EXERCISE DETAILS —
Extract every entry word for word.
-------- RECORDS TO USE
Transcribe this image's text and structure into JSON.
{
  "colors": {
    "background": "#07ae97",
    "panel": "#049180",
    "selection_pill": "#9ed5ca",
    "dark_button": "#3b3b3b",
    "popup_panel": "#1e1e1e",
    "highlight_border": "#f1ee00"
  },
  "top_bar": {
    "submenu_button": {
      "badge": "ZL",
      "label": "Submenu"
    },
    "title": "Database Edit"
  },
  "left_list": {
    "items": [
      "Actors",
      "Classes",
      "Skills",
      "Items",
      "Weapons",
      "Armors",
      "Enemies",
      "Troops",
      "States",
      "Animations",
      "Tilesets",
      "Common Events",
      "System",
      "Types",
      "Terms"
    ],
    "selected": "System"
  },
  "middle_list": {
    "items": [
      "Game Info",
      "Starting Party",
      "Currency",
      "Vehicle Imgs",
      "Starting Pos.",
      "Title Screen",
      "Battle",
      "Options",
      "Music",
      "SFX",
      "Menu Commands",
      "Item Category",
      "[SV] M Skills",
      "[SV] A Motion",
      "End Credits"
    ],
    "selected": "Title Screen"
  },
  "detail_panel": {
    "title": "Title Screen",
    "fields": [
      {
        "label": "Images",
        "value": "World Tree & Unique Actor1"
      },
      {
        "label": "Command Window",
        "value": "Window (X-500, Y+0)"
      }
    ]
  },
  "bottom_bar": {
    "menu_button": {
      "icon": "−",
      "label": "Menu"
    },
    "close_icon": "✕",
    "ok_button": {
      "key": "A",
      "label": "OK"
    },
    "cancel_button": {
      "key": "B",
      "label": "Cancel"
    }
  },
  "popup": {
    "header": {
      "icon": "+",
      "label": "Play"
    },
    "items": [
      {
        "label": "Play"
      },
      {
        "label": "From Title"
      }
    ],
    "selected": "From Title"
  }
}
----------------
FINISHED EXERCISE —
Transcribe this image's text and structure into JSON.
{
  "colors": {
    "background": "#07ae97",
    "panel": "#049180",
    "selection_pill": "#9ed5ca",
    "dark_button": "#3b3b3b",
    "popup_panel": "#1e1e1e",
    "highlight_border": "#f1ee00"
  },
  "top_bar": {
    "submenu_button": {
      "badge": "ZL",
      "label": "Submenu"
    },
    "title": "Database Edit"
  },
  "left_list": {
    "items": [
      "Actors",
      "Classes",
      "Skills",
      "Items",
      "Weapons",
      "Armors",
      "Enemies",
      "Troops",
      "States",
      "Animations",
      "Tilesets",
      "Common Events",
      "System",
      "Types",
      "Terms"
    ],
    "selected": "System"
  },
  "middle_list": {
    "items": [
      "Game Info",
      "Starting Party",
      "Currency",
      "Vehicle Imgs",
      "Starting Pos.",
      "Title Screen",
      "Battle",
      "Options",
      "Music",
      "SFX",
      "Menu Commands",
      "Item Category",
      "[SV] M Skills",
      "[SV] A Motion",
      "End Credits"
    ],
    "selected": "Title Screen"
  },
  "detail_panel": {
    "title": "Title Screen",
    "fields": [
      {
        "label": "Images",
        "value": "World Tree & Unique Actor1"
      },
      {
        "label": "Command Window",
        "value": "Window (X-500, Y+0)"
      }
    ]
  },
  "bottom_bar": {
    "menu_button": {
      "icon": "−",
      "label": "Menu"
    },
    "close_icon": "✕",
    "ok_button": {
      "key": "A",
      "label": "OK"
    },
    "cancel_button": {
      "key": "B",
      "label": "Cancel"
    }
  },
  "popup": {
    "header": {
      "icon": "+",
      "label": "Play"
    },
    "items": [
      {
        "label": "Play"
      },
      {
        "label": "From Title"
      }
    ],
    "selected": "From Title"
  }
}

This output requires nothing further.